I Am Enough

I Am Enough

By Grace Byers

A lyrical story about a Black girl making her presence known in the world. The story celebrates the things that make people different and wonderful. From the cover to the end, the book is humanizing and showcases strength and empathy.

This Jazz Man

This Jazz Man

By Karen Ehrhardt

Music and dance are great themes to explore during Black History Month. Preschoolers will love this toe-tapping, finger-snapping tribute to African American jazz giants, set to the rhythm of the classic children's song "This Old Man."

Sulwe

Sulwe

By Lupita Nyong'o

Sulwe just wants to be beautiful and bright, like her mother and sister. Then a magical journey in the night sky opens her eyes and changes everything. A whimsical and heartwarming story to inspire children to see their own unique beauty.

Books for First through Third Graders

The Story of Ruby Bridges

The Story of Ruby Bridges

By Robert Coles

The true story of an extraordinary 6-year-old who helped shape history when she became the first African American sent to first grade in an all-white school. This moving book captures the courage of a little girl standing alone in the face of racism.

When We Were Alone

When We Were Alone

By David A. Robertson

In this story, a Cree girl spends time with her kókom (grandmother) and learns how she held onto her family and culture while forcefully separated from her people.

By Peter Golenbock

Teammates

By Peter Golenbock

This book takes us back to 1947 when Jackie Robinson became the first African American player in major league baseball and forever left a legacy on the sport.

Josephine: The Dazzling Life of Josephine Baker

Josephine: The Dazzling Life of Josephine Baker

By Patricia Hruby Powell

An extraordinary portrait of the passionate performer and civil rights advocate, Josephine Baker, the woman who worked her way from the slums of St. Louis to the grandest stages in the world.

Books for Fourth Graders and Up

Harbor Me

Harbor Me

by Jacqueline Woodson

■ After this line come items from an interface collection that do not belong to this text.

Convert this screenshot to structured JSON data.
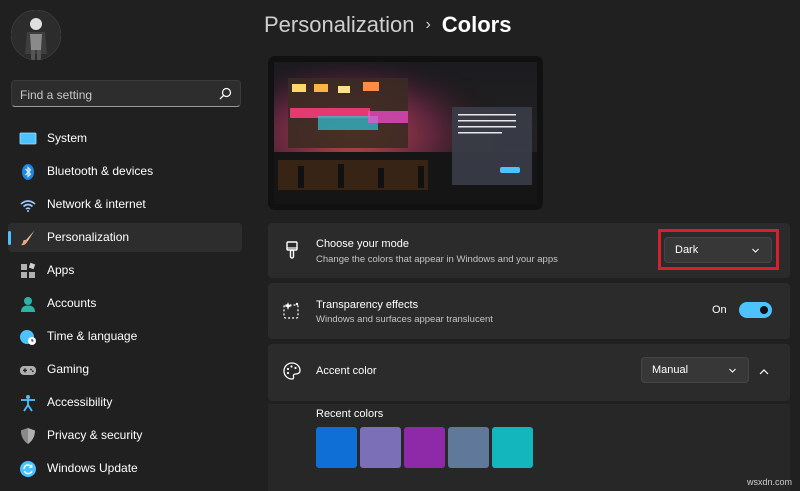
{
  "sidebar": {
    "search": {
      "placeholder": "Find a setting",
      "icon": "search-icon"
    },
    "items": [
      {
        "label": "System",
        "icon": "monitor-icon",
        "color": "#4cc2ff"
      },
      {
        "label": "Bluetooth & devices",
        "icon": "bluetooth-icon",
        "color": "#1e88e5"
      },
      {
        "label": "Network & internet",
        "icon": "wifi-icon",
        "color": "#9ecbff"
      },
      {
        "label": "Personalization",
        "icon": "brush-icon",
        "color": "#e8a87c",
        "active": true
      },
      {
        "label": "Apps",
        "icon": "apps-icon",
        "color": "#b0b0b0"
      },
      {
        "label": "Accounts",
        "icon": "person-icon",
        "color": "#2fb1a5"
      },
      {
        "label": "Time & language",
        "icon": "globe-clock-icon",
        "color": "#4cc2ff"
      },
      {
        "label": "Gaming",
        "icon": "gamepad-icon",
        "color": "#b0b0b0"
      },
      {
        "label": "Accessibility",
        "icon": "accessibility-icon",
        "color": "#4cc2ff"
      },
      {
        "label": "Privacy & security",
        "icon": "shield-icon",
        "color": "#b0b0b0"
      },
      {
        "label": "Windows Update",
        "icon": "update-icon",
        "color": "#4cc2ff"
      }
    ]
  },
  "header": {
    "parent": "Personalization",
    "separator": "›",
    "current": "Colors"
  },
  "mode": {
    "title": "Choose your mode",
    "description": "Change the colors that appear in Windows and your apps",
    "value": "Dark",
    "icon": "paint-brush-icon"
  },
  "transparency": {
    "title": "Transparency effects",
    "description": "Windows and surfaces appear translucent",
    "state_label": "On",
    "enabled": true,
    "icon": "sparkle-icon"
  },
  "accent": {
    "title": "Accent color",
    "value": "Manual",
    "icon": "palette-icon",
    "recent_label": "Recent colors",
    "recent_colors": [
      "#0f6fd6",
      "#7b6fb8",
      "#8e2aa8",
      "#60789a",
      "#14b6bd"
    ]
  },
  "theme": {
    "accent": "#4cc2ff",
    "highlight": "#d7202c"
  },
  "watermark": "wsxdn.com"
}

A tale about six kids with different family struggles who are sent to their school’s old art room for a weekly talk with one another. The middle-grade novel “brings in many aspects of the injustices black and brown people face,” as these kids share their real problems.

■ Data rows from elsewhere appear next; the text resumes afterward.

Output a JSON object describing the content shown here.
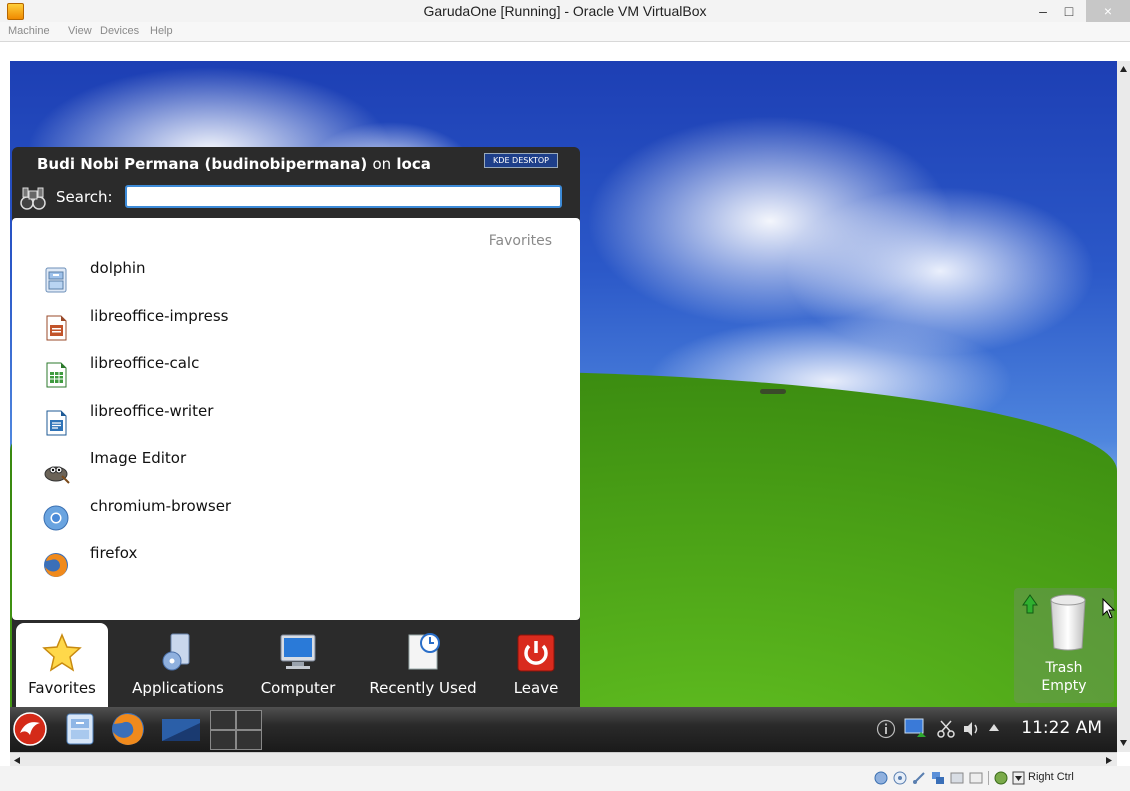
{
  "window": {
    "title": "GarudaOne [Running] - Oracle VM VirtualBox",
    "controls": [
      "–",
      "□",
      "×"
    ]
  },
  "menubar": {
    "items": [
      "Machine",
      "View",
      "Devices",
      "Help"
    ]
  },
  "kde_menu": {
    "header_user": "Budi Nobi Permana (budinobipermana)",
    "header_on": "on",
    "header_host": "loca",
    "badge": "KDE DESKTOP",
    "search_label": "Search:",
    "search_value": "",
    "favorites_heading": "Favorites",
    "favorites": [
      {
        "label": "dolphin",
        "icon": "file-manager-icon"
      },
      {
        "label": "libreoffice-impress",
        "icon": "impress-icon"
      },
      {
        "label": "libreoffice-calc",
        "icon": "calc-icon"
      },
      {
        "label": "libreoffice-writer",
        "icon": "writer-icon"
      },
      {
        "label": "Image Editor",
        "icon": "gimp-icon"
      },
      {
        "label": "chromium-browser",
        "icon": "chromium-icon"
      },
      {
        "label": "firefox",
        "icon": "firefox-icon"
      }
    ],
    "tabs": [
      {
        "label": "Favorites",
        "icon": "star-icon",
        "active": true
      },
      {
        "label": "Applications",
        "icon": "applications-icon",
        "active": false
      },
      {
        "label": "Computer",
        "icon": "computer-icon",
        "active": false
      },
      {
        "label": "Recently Used",
        "icon": "recent-icon",
        "active": false
      },
      {
        "label": "Leave",
        "icon": "power-icon",
        "active": false
      }
    ]
  },
  "desktop": {
    "trash_label": "Trash",
    "trash_status": "Empty"
  },
  "taskbar": {
    "clock": "11:22 AM"
  },
  "statusbar": {
    "host_key": "Right Ctrl"
  },
  "colors": {
    "accent": "#3d8bd8",
    "menu_bg": "#2b2b2b",
    "leave_red": "#d92b1e"
  }
}
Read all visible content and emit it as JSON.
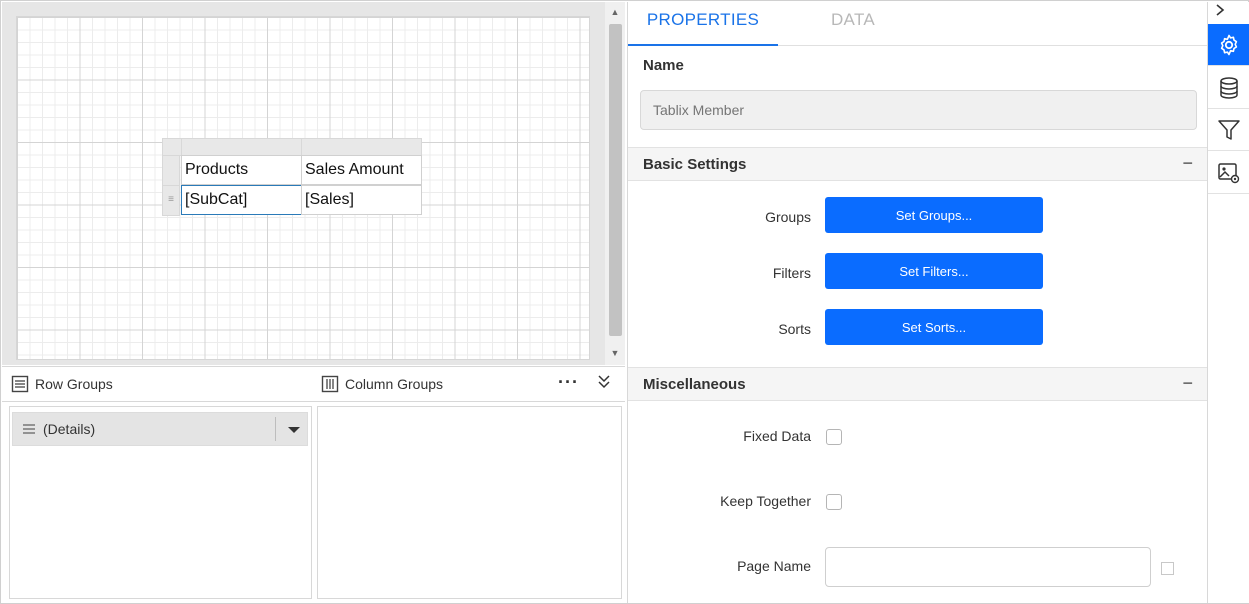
{
  "designer": {
    "tablix": {
      "header_row": [
        "Products",
        "Sales Amount"
      ],
      "detail_row": [
        "[SubCat]",
        "[Sales]"
      ]
    }
  },
  "groups": {
    "row_groups_title": "Row Groups",
    "column_groups_title": "Column Groups",
    "more_label": "···",
    "row_group_items": [
      {
        "label": "(Details)"
      }
    ]
  },
  "properties": {
    "tabs": [
      {
        "label": "PROPERTIES",
        "active": true
      },
      {
        "label": "DATA",
        "active": false
      }
    ],
    "name_label": "Name",
    "name_placeholder": "Tablix Member",
    "basic_settings": {
      "title": "Basic Settings",
      "collapse_symbol": "−",
      "rows": [
        {
          "label": "Groups",
          "button": "Set Groups..."
        },
        {
          "label": "Filters",
          "button": "Set Filters..."
        },
        {
          "label": "Sorts",
          "button": "Set Sorts..."
        }
      ]
    },
    "miscellaneous": {
      "title": "Miscellaneous",
      "collapse_symbol": "−",
      "fixed_data_label": "Fixed Data",
      "keep_together_label": "Keep Together",
      "page_name_label": "Page Name",
      "page_name_value": ""
    }
  },
  "rail": {
    "items": [
      "settings-icon",
      "database-icon",
      "filter-icon",
      "image-settings-icon"
    ]
  },
  "colors": {
    "accent": "#0a6cff",
    "tab_active": "#1a73e8"
  }
}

What Lane?

What Lane?

By Torrey Maldonado

Taking readers through the experience of what a Black boy says and feels as he grows bigger. It's a talk that helps us know what it means to be a Black male in the U.S. and paints a realistic picture of how young allies can help get racial justice.

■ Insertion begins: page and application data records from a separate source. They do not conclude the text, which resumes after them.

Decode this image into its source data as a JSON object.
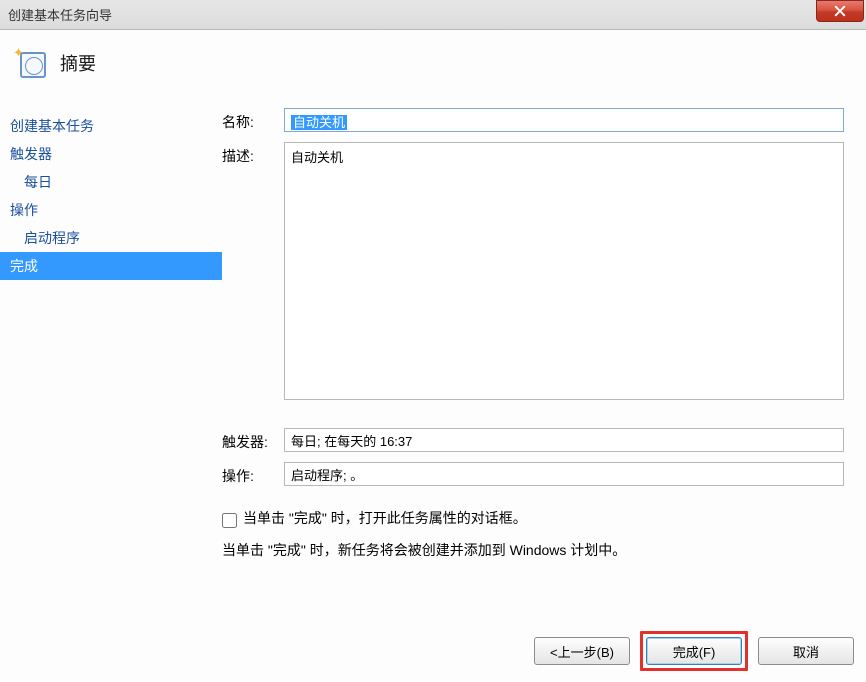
{
  "window": {
    "title": "创建基本任务向导"
  },
  "header": {
    "title": "摘要"
  },
  "sidebar": {
    "items": [
      {
        "label": "创建基本任务",
        "indent": false,
        "selected": false
      },
      {
        "label": "触发器",
        "indent": false,
        "selected": false
      },
      {
        "label": "每日",
        "indent": true,
        "selected": false
      },
      {
        "label": "操作",
        "indent": false,
        "selected": false
      },
      {
        "label": "启动程序",
        "indent": true,
        "selected": false
      },
      {
        "label": "完成",
        "indent": false,
        "selected": true
      }
    ]
  },
  "form": {
    "name_label": "名称:",
    "name_value": "自动关机",
    "desc_label": "描述:",
    "desc_value": "自动关机",
    "trigger_label": "触发器:",
    "trigger_value": "每日; 在每天的 16:37",
    "action_label": "操作:",
    "action_value": "启动程序; 。",
    "checkbox_label": "当单击 \"完成\" 时，打开此任务属性的对话框。",
    "info_text": "当单击 \"完成\" 时，新任务将会被创建并添加到 Windows 计划中。"
  },
  "footer": {
    "back": "<上一步(B)",
    "finish": "完成(F)",
    "cancel": "取消"
  }
}
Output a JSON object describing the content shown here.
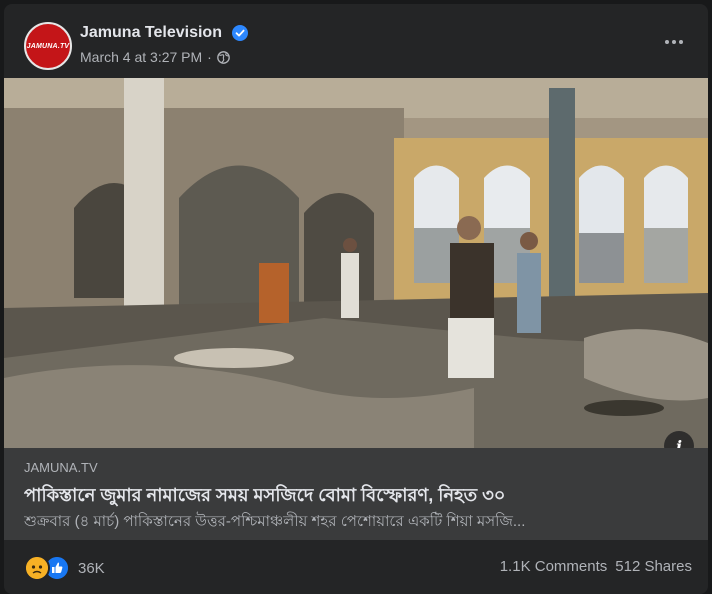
{
  "post": {
    "page_name": "Jamuna Television",
    "timestamp": "March 4 at 3:27 PM",
    "separator": "·",
    "avatar_label": "JAMUNA.TV",
    "privacy_icon": "globe-icon",
    "verified_icon": "verified-badge-icon"
  },
  "link": {
    "domain": "JAMUNA.TV",
    "headline": "পাকিস্তানে জুমার নামাজের সময় মসজিদে বোমা বিস্ফোরণ, নিহত ৩০",
    "description": "শুক্রবার (৪ মার্চ) পাকিস্তানের উত্তর-পশ্চিমাঞ্চলীয় শহর পেশোয়ারে একটি শিয়া মসজি..."
  },
  "footer": {
    "reaction_count": "36K",
    "comments": "1.1K Comments",
    "shares": "512 Shares",
    "reaction_icons": [
      "sad-reaction-icon",
      "like-reaction-icon"
    ]
  },
  "colors": {
    "background": "#242526",
    "link_box": "#3a3b3c",
    "verified": "#2d88ff",
    "brand_red": "#c41518"
  }
}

Little Leaders: Bold Women in Black History

By Vashti Harrison

This beautifully illustrated New York Times bestseller introduces 40 women who changed the world to readers of all ages.

What Color Is My World?: The Lost History of African-American Inventors

By Kareem Abdul-Jabbar and Raymond Obstfeld

African American inventors had a hand in everything from the ice-cream scoop and the refrigerated food truck to cortisone cream and open-heart surgery. In this book, kids can learn about the great minds behind important inventions and scientific and medical discoveries.

Books for Teens

Born a Crime: Stories from a South African Childhood

by Trevor Noah

Late-night talk show host Trevor Noah tells the story of his childhood during apartheid in South Africa. Coupled with humor, teens will walk away with an understanding of the personal and societal complexities of race and racism around the world.

This Book is Anti-Racist

By Tiffany Jewell and Auriela Durand

A thoughtful, guided breakdown of what racism looks and sounds like, what it means to be anti-racist and 20 lessons on how young people can take action and ensure a more just future.

Into the Streets: A Young People's Visual History of Protest in the United States

By Marke Bieschke

This book explores the history of protests—peaceful and violent—throughout time in the U.S. It includes those who drive those protests and what the outcomes were. An outstanding reminder of how protests have shaped policy and reform in this country.

Woke: A Young Poet's Call to Justice

By Mahogany L. Browne, Elizabeth Azevedo, and Olivia Gatwood

Pairing poetry with beautiful art, this book is a reminder of the value of speaking up and speaking out. These are all poems by women about social justice, discrimination, acceptance and so much more.